Data records for software interfaces:
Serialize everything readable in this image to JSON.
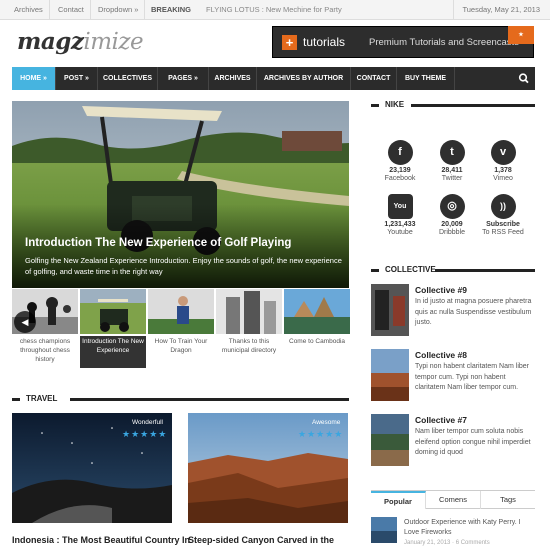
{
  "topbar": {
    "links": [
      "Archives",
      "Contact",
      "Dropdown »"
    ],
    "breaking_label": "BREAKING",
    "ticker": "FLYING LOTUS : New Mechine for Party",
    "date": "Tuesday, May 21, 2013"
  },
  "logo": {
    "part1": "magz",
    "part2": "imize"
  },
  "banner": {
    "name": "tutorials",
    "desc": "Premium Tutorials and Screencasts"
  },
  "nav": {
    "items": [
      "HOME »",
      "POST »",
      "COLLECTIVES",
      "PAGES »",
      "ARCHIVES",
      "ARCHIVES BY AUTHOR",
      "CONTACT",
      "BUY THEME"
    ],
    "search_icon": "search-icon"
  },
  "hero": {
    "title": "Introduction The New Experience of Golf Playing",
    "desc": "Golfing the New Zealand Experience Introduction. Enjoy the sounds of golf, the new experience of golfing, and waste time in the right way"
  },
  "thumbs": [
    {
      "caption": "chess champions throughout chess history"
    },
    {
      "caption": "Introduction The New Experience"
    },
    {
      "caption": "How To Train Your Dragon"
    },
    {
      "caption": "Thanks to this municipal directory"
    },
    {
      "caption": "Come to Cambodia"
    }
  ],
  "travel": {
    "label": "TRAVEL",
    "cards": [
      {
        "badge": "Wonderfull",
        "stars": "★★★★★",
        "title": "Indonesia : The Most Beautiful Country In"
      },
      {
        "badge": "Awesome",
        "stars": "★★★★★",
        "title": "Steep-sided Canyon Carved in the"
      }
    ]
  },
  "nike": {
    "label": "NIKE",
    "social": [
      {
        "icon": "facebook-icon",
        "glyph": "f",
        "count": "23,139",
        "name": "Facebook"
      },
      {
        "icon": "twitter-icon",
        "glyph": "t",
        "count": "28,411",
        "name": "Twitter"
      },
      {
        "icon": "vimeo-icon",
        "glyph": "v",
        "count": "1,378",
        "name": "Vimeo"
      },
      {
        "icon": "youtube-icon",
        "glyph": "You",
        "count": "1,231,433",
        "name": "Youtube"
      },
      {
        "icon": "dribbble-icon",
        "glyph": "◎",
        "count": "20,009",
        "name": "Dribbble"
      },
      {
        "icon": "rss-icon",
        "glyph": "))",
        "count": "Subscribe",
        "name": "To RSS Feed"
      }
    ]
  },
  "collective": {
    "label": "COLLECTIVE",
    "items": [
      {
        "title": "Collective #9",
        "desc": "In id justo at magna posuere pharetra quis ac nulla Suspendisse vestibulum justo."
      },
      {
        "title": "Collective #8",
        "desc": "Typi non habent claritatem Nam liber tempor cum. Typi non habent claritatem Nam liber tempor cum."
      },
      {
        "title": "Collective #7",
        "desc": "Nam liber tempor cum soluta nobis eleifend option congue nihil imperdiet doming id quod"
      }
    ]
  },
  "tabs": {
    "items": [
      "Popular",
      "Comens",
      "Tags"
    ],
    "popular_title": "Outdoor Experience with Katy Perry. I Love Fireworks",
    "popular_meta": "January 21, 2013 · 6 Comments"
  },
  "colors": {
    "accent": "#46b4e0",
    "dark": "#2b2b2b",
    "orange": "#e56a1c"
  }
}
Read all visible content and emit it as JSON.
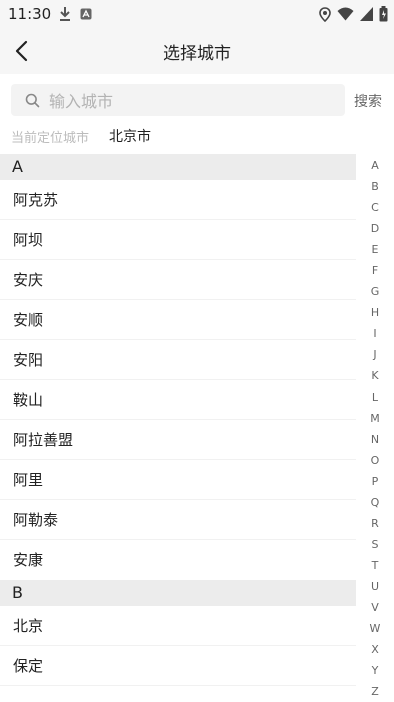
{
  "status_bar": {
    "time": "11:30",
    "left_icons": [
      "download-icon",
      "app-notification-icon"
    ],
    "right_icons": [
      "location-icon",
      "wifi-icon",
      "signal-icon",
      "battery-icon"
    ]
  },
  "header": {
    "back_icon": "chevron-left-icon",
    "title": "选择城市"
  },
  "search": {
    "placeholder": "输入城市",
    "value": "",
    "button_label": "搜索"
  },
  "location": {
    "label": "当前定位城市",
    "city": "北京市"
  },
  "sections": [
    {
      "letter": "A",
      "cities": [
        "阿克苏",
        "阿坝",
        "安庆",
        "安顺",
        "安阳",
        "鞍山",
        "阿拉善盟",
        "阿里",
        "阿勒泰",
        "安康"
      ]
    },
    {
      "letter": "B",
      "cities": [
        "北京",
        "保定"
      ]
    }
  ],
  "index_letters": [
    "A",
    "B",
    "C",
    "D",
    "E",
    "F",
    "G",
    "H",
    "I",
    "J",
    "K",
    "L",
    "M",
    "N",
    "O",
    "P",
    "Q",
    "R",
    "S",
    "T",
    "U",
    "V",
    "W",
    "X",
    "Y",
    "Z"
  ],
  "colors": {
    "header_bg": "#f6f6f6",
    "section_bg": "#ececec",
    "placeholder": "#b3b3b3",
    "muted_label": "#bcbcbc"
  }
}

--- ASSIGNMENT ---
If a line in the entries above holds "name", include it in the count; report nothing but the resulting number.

--- WRITTEN RESPONSE ---
7